Scientists have solved the centuries-old unexplained mystery of "bright nights", the unusual glow that appears in the sky after dark and lets observers see distant mountains, read a newspaper or check their watch.
Researchers suggest that when waves in the upper atmosphere converge over specific locations on the Earth, it amplifies naturally occurring airglow, a faint light in the night sky that often appears green due to the activities of atoms of oxygen in the high atmosphere.
Generally, it is not easy to spot the airglow but on bright nights it produces an unexplained glow that can be seen with the naked eye. There is a lot of written record about the unusual glow in historical observations.
Historical accounts of bright nights go back centuries.
European newspapers and the scientific literature carried observations of these events in 1783, 1908 and 1916.
According to Gordon Shepherd, an aeronomer from the York University in Toronto in Canada, Bright Nights do exist and they are a part of the variability of airglow that can be observed with satellite instruments.
Shepherd, who is also the lead author of the study published in the journal Geophysical Research Letters, further stated that the historical record is so coherent, it goes back over centuries and the descriptions are very similar.
• Modern observations of bright nights from Earth are practically nonexistent due to pollution. Even dedicated airglow researchers have never seen a true bright night.
• However, even before the advent of artificial lighting, bright nights were rare and highly localised.
• Researchers could see bright night events reflected in airglow data from the Wind Imaging Interferometer (WINDII), an instrument once carried by NASA’s Upper Atmosphere Research Satellite (1991-2005).

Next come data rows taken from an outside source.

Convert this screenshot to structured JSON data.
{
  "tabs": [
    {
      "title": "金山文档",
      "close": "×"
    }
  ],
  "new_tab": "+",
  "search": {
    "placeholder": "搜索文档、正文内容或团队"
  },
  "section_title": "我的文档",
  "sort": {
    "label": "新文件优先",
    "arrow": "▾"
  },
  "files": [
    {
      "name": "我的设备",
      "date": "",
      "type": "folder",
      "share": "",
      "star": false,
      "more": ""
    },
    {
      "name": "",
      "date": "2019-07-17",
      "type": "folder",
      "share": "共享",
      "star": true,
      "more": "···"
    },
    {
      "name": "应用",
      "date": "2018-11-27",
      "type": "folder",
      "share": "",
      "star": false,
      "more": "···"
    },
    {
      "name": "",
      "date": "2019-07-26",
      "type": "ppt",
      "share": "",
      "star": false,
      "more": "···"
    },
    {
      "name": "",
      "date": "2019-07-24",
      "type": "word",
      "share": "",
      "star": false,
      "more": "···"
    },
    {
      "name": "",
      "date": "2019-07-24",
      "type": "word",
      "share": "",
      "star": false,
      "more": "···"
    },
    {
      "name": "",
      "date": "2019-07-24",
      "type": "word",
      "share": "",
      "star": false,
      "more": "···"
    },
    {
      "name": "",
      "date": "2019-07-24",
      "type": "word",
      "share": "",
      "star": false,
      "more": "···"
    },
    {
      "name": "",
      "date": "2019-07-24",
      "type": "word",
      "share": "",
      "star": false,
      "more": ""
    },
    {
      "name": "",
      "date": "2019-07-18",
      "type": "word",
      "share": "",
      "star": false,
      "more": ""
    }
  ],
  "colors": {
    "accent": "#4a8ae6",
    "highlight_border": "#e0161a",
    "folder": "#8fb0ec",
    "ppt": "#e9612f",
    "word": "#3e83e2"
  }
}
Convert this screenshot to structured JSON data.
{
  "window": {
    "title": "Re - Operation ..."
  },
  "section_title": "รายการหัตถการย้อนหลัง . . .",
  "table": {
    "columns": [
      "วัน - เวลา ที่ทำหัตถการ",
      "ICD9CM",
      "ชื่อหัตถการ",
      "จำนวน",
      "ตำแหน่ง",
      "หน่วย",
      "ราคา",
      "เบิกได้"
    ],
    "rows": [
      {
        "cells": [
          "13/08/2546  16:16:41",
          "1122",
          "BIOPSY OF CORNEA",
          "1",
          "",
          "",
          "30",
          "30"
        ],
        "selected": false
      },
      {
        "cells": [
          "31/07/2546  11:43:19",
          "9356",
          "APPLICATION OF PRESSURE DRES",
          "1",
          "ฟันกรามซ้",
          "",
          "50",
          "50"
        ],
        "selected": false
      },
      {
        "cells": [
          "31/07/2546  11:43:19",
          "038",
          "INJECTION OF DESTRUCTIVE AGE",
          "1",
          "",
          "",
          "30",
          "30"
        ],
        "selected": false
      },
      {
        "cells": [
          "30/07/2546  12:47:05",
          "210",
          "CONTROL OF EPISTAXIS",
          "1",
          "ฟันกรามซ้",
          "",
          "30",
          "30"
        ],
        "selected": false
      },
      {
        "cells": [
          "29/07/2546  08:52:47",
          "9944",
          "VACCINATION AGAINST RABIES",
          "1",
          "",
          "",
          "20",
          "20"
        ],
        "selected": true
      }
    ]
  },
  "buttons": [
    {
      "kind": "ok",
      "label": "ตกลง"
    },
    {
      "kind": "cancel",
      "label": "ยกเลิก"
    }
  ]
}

• They searched for mechanisms that would cause airglow to increase to visible levels at specific locations.
• Airglow comes from emissions of different colours of light from chemical reactions in the upper reaches of the atmosphere. The green portion of airglow occurs when light from the sun splits apart molecular oxygen into individual oxygen atoms.
• When the atoms recombine, they give off the excess energy as photons in the green part of the visible light spectrum, giving the sky a greenish tinge.
• To find factors that would cause an increase in airglow and create bright nights, researchers searched two years of WINDII data.
• They identified 11 events where WINDII detected a spike in airglow levels that would be visible to the human eye, two of which have been described in detail in the study.
• These events were four to 10 times brighter than normal airglow and could be responsible for the bright nights observed throughout history.
The Researchers estimated that visible bright nights occur only once per year at a specific location and their observation would rely on a sky watcher looking from a remote location on a clear, moonless night with dark-focussed eyes.
Further, Shepherd estimates that a bright night occurs somewhere on Earth, at different longitudes, on about seven percent of nights.